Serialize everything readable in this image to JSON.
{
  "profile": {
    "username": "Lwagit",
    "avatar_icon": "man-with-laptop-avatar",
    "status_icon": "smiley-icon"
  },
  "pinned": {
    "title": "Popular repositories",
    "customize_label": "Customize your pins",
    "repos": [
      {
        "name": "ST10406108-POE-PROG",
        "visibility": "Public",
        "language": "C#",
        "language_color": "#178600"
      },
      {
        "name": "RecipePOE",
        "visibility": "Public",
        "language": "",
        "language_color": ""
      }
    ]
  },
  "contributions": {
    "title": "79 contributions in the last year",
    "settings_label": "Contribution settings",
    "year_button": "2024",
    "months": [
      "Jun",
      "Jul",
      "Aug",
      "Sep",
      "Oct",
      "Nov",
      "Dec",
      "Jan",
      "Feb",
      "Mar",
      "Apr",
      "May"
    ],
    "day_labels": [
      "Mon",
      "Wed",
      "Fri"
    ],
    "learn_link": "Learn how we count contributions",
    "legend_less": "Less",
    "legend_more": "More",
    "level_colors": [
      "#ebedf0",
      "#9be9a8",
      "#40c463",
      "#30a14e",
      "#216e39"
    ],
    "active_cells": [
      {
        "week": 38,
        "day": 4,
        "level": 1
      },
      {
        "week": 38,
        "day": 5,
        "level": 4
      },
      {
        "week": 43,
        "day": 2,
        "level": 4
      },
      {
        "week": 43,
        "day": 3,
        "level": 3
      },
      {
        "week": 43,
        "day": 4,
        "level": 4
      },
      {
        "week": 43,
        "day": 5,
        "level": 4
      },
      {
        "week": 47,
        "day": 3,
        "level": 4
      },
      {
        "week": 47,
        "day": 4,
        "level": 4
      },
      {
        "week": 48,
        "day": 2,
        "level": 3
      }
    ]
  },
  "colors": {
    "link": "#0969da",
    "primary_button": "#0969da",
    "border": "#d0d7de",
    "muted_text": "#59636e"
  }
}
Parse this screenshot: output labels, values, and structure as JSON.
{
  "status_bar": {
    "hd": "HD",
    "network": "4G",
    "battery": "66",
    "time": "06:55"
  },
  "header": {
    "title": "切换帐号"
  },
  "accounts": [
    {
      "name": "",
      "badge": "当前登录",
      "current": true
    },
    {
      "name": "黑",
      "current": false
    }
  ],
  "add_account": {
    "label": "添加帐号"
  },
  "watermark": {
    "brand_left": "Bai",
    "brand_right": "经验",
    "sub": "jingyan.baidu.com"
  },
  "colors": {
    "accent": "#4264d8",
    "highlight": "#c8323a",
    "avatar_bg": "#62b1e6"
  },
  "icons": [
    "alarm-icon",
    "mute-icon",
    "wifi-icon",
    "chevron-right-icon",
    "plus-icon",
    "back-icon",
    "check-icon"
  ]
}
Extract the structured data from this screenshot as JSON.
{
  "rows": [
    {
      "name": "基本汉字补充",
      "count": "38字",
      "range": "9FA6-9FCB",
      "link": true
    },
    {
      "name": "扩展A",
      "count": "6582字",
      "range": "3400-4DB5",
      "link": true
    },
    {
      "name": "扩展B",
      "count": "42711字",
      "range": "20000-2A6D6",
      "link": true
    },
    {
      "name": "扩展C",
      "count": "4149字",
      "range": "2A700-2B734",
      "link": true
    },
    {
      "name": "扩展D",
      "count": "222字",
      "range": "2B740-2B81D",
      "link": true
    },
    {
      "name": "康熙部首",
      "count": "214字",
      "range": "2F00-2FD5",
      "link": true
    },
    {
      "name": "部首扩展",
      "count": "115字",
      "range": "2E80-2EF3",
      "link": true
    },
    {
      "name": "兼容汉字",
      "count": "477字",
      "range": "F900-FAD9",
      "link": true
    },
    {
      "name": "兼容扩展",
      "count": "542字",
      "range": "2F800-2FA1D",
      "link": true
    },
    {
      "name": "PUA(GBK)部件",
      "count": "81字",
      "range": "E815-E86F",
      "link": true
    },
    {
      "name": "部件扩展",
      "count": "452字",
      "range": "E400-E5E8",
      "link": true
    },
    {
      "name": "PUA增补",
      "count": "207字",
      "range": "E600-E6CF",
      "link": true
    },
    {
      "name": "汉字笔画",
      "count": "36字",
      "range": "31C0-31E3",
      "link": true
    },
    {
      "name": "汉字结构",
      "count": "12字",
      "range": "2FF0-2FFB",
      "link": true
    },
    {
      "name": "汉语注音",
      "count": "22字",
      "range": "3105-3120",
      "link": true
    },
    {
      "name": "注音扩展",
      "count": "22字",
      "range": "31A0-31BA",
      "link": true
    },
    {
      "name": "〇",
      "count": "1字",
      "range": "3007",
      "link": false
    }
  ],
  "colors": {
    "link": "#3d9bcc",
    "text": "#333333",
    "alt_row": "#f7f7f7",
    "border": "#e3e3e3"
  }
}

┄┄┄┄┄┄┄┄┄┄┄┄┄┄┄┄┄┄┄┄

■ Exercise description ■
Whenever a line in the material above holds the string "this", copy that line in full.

■ Output of the exercise ■
Serialize everything readable in this image to JSON.
Parse this screenshot: output labels, values, and structure as JSON.
Extract the structured data from this screenshot as JSON.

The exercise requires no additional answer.